Jump to navigation Jump to search
The dogwood andrena, Andrena Subgenus Gonandrena, oligolectic on dogwoods.

The term oligolecty is used in pollination ecology to refer to bees that exhibit a narrow, specialized preference for pollen sources, typically to a single genus of flowering plants. The preference may occasionally extend to multiple genera within a single plant family, or be as narrow as a single plant species.

Such pollinators are often called oligoleges or simply specialist pollinators, and this behavior is especially common in the bee families Andrenidae and Halictidae, as well as the genus Ptilothrix. Under the family Andrenidae is the species Macrotera portalis, in which observations have suggested it is oligolectic. Macrotera portalis is a communal, ground nesting bee that has been found to preferentially pollinate certain host flowers of the same species.[1] Andrena agilissima is another oligolectic mining bee that prefers different types of wild mustard and radish plants.[2] Attempts have been made to determine whether this narrow host preference is due to an inability of the bee larvae to digest and develop on a variety of pollen types, or a limitation of the adult bee's learning and perception (i.e., they simply do not recognize other flowers as potential food sources), and most of the available evidence suggests the latter. However, a few plants whose pollen contains toxic substances (e.g., Toxicoscordion and related genera in the Melanthieae) are visited by oligolectic bees, and these may fall into the former category.

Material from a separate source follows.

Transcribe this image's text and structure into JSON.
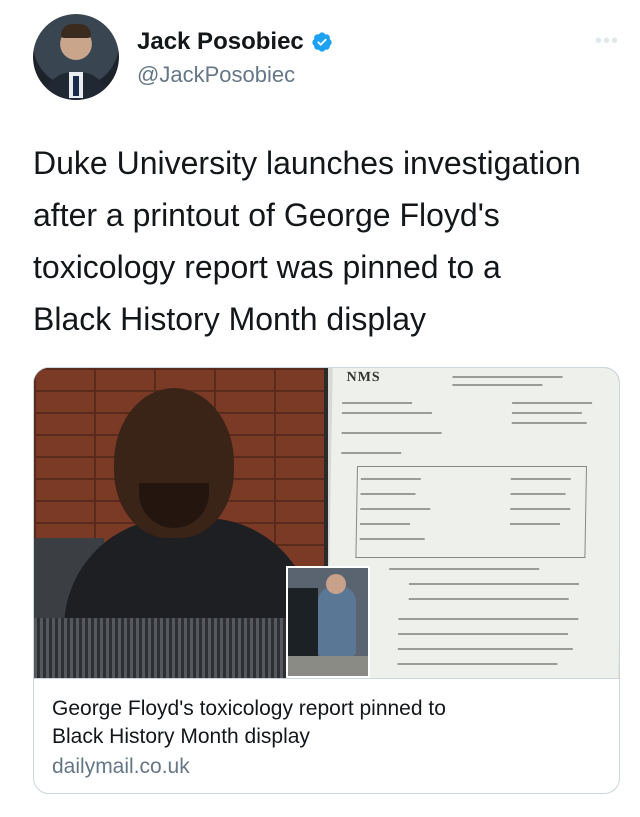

There are some cases where oligoleges collect their host plant's pollen as larval food, but for various reasons rarely or never actually pollinate the flowers. A well-studied example is the relationship between the Yellow Passionflower (Passiflora lutea) and the Passionflower Bee (Anthemurgus passiflorae) in Texas.

Further reading[edit]

  • Proctor, M., Yeo, P. & Lack, A. (1996). The Natural History of Pollination. Timber Press, Portland, OR. ISBN 0-88192-352-4


  1. ^ Robert John Paxton (2005). "Male mating behaviour and mating systems of bees: an overview" (PDF). Apidologie. 36 (2): 145–pp 156. doi:10.1051/apido:2005007.
  2. ^ Giovanetti, Manuela; Luppino, Silvia; Zola, Rosanna (2006). "Preliminary note on the relative frequencies of two bees on wild Brassicaceae: oligolectic Andrena agilissima vs polylectic Apis mellifera". Bulletin of Insectology. 59 (2): 153–156.